Norton Simon Museum in Pasadena



Have you ever had the privilege of standing before a work of art, a work you’ve seen a ka-jillion times in print, but never in person? I had just such an experience last week when my painting buddy Nicole and I headed to Pasadena’s Norton Simon Museum for an art outing.



For ages now folks have been telling me to visit that museum, and I’ve truly wanted to go. But you know how it is – life is pulling you in different directions, and then when you do have some free time, you forget you were even interested in doing that, so you end up doing nothing. But I digress… Nicole and I arrived at the Norton Simon at high noon – when the doors opened. We didn’t have much of a game plan, other than making sure we saw an exhibit about the accidental discovery of synthetic blue (paint tint). We just wanted to wander around. And so we began.



The museum itself is gorgeous and rests on almost 8 acres, which is pretty fabulous. The gardens are tremendously beautiful and the sculpture collection is amazing.



They have a casting of Rodin’s “The Thinker” and it’s pretty cool to walk around, studying it. They have several Rodin pieces, in fact, and they’re gorgeous.

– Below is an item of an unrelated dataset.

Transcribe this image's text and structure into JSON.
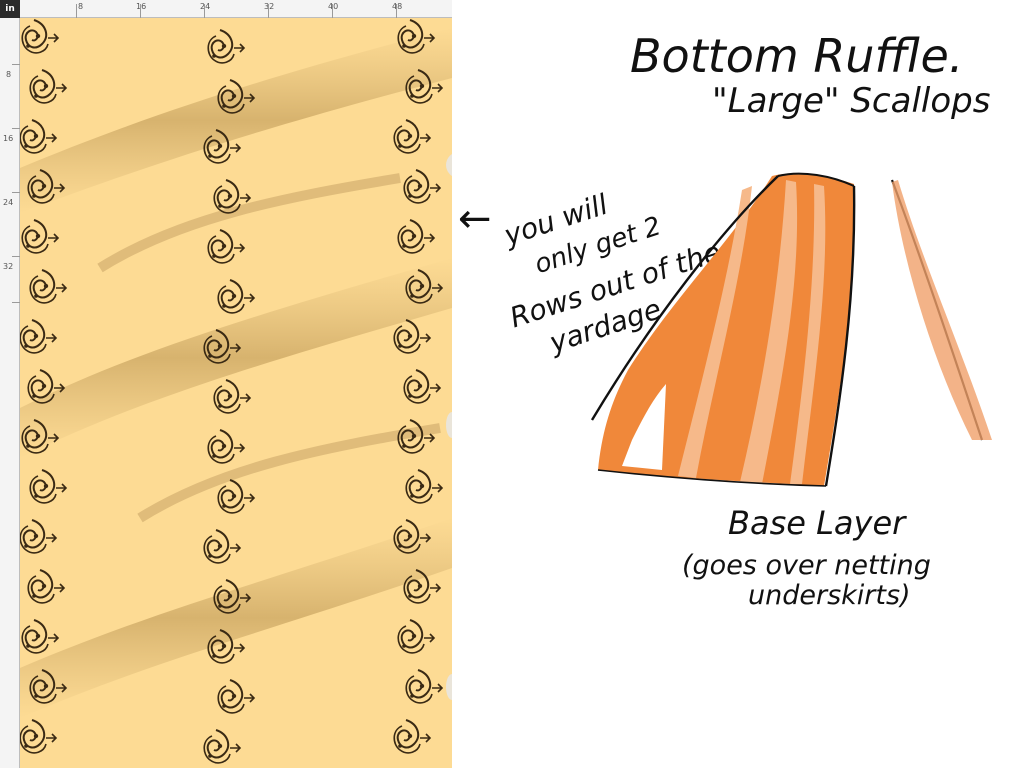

It was fun to round a corner and see an original work that’s familiar, such as Vincent van Gogh’s “The Mulberry Tree.” I’ve seen this Diego Rivera painting – “The Flower Vendor (Girl With Lilies)” – on cards and in magazines forever. To see the real deal was crazy:



Same with this pair of Lucas Cranach the Elder’s “Adam” and “Eve” paintings.



Certain pieces seemed familiar, but I may be wrong about that.



Others were brand-spanking-new to me. And I was smitten.



As for that aforementioned exhibit about synthetic blues, it was fascinating! As I said, that color’s invention was an accident (the chemists were trying to develop a new red) and it changed the painting world. Before this new Prussian Blue, blue paints were unstable and their hues would change with time and exposure. This was no bueno for artists, as their vision couldn’t be fully realized in a fashion they could depend on. But suddenly, Prussian Blue came along and it led to a newer, more reliable blue. If an artist used it alone or mixed it with other colors, the hues remained more steady, more true. After Prussian Blue, the French government sponsored a contest for chemists to develop a new, stable Ultramarine hue. I was blown away, thinking of a government sponsoring and supporting the arts in such a fashion. I also learned why – to this day – the color is called French Ultramarine. Makes perfect sense now. All of these developments took place in the 1700s and the exhibit included beautiful pieces (like the detail above), representing the new colors. Again – I was smitten.



After going through the Asian collection of mostly sculpture, Nicole asked if I was getting museum-ed out. I didn’t hesitate in answering, “Yes.” We looked at our watches and realized the joint was nearing closing time. We had been there almost 5 hours!



Let me be honest here. I adore Nicole. She is an amazing soul and I respect her to the nth degree. She’s also smart and fun, and those qualities count – a lot. I share this because I know going on an outing with her played a role in my reception of the day, but there was something more. And I’m not quite sure what that something was. I think this may have been the most inspiring art outing I’ve known. I got super-duper ideas for future projects. I chilled out about some of the mistakes I make in painting, when I saw very similar occurrences in the works of masters. Nicole and I talked through certain aspects of painting, and my brain was spinning in the best possible way. It really was a grand outing. And I’m so glad we went.



I now want to take Mister to the Norton Simon Museum and I encourage everyone to go, if you’re in or around Pasadena. Don’t be like me, y’all. Don’t let decades pass before heading over. It’s just too wonderful to wait.